▸ **Available data**:
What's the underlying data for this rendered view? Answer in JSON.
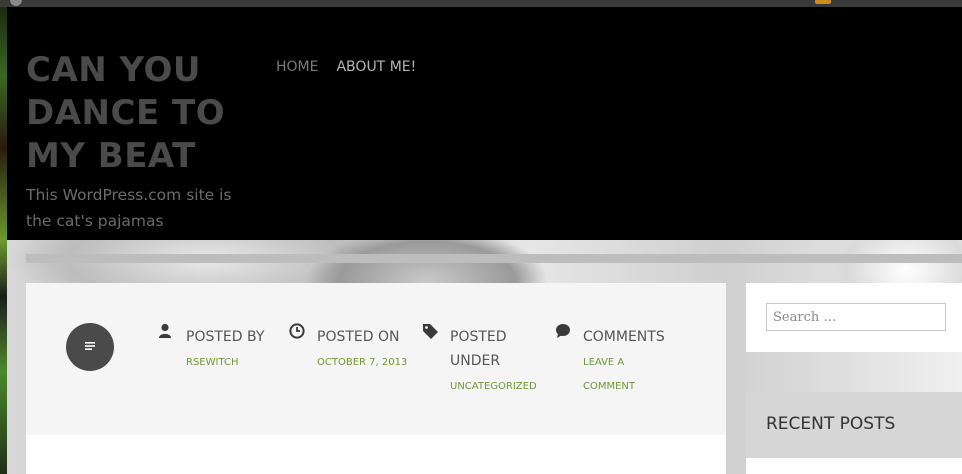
{
  "site": {
    "title": "CAN YOU DANCE TO MY BEAT",
    "description": "This WordPress.com site is the cat's pajamas"
  },
  "nav": {
    "items": [
      {
        "label": "HOME"
      },
      {
        "label": "ABOUT ME!"
      }
    ]
  },
  "post_meta": {
    "format_icon": "standard-post-format-icon",
    "author": {
      "label": "POSTED BY",
      "value": "RSEWITCH",
      "icon": "person-icon"
    },
    "date": {
      "label": "POSTED ON",
      "value": "OCTOBER 7, 2013",
      "icon": "clock-icon"
    },
    "category": {
      "label": "POSTED UNDER",
      "value": "UNCATEGORIZED",
      "icon": "tag-icon"
    },
    "comments": {
      "label": "COMMENTS",
      "value": "LEAVE A COMMENT",
      "icon": "speech-bubble-icon"
    }
  },
  "sidebar": {
    "search": {
      "placeholder": "Search …"
    },
    "recent_posts": {
      "title": "RECENT POSTS"
    }
  },
  "colors": {
    "accent_link": "#6e9a30",
    "header_bg": "#000000",
    "card_bg": "#f5f5f5"
  }
}
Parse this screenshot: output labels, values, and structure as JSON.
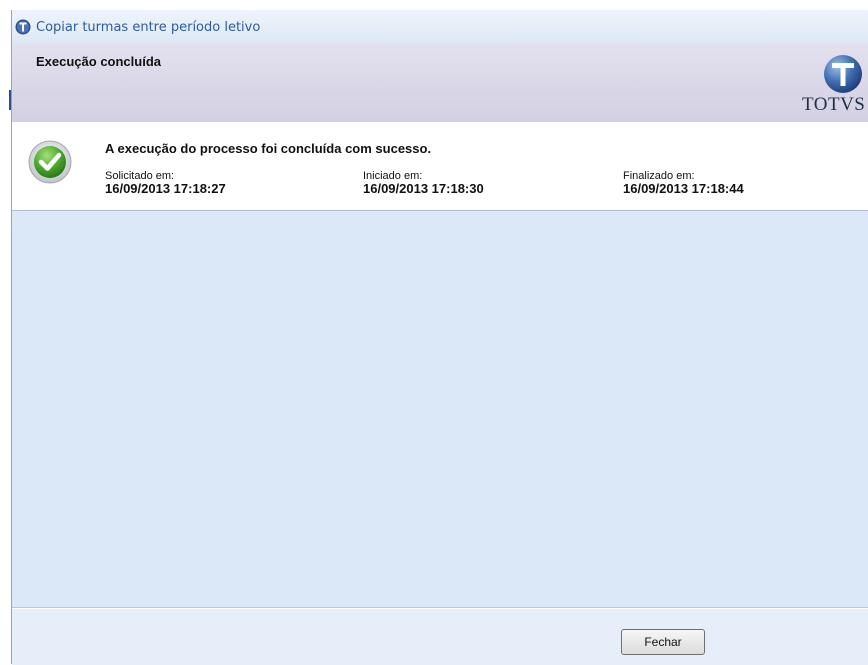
{
  "window": {
    "title": "Copiar turmas entre período letivo"
  },
  "header": {
    "title": "Execução concluída",
    "logo_text": "TOTVS"
  },
  "status": {
    "message": "A execução do processo foi concluída com sucesso.",
    "requested": {
      "label": "Solicitado em:",
      "value": "16/09/2013 17:18:27"
    },
    "started": {
      "label": "Iniciado em:",
      "value": "16/09/2013 17:18:30"
    },
    "finished": {
      "label": "Finalizado em:",
      "value": "16/09/2013 17:18:44"
    }
  },
  "footer": {
    "close_label": "Fechar"
  },
  "colors": {
    "accent": "#2b5d9e",
    "success": "#4aa82c",
    "panel_background": "#dbe8f7",
    "header_background": "#d8d6e6"
  },
  "icons": {
    "title": "totvs-logo-icon",
    "status": "success-check-icon"
  }
}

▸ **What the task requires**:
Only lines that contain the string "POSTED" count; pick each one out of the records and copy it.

▸ **Output below**:
      "label": "POSTED BY",
      "label": "POSTED ON",
      "label": "POSTED UNDER",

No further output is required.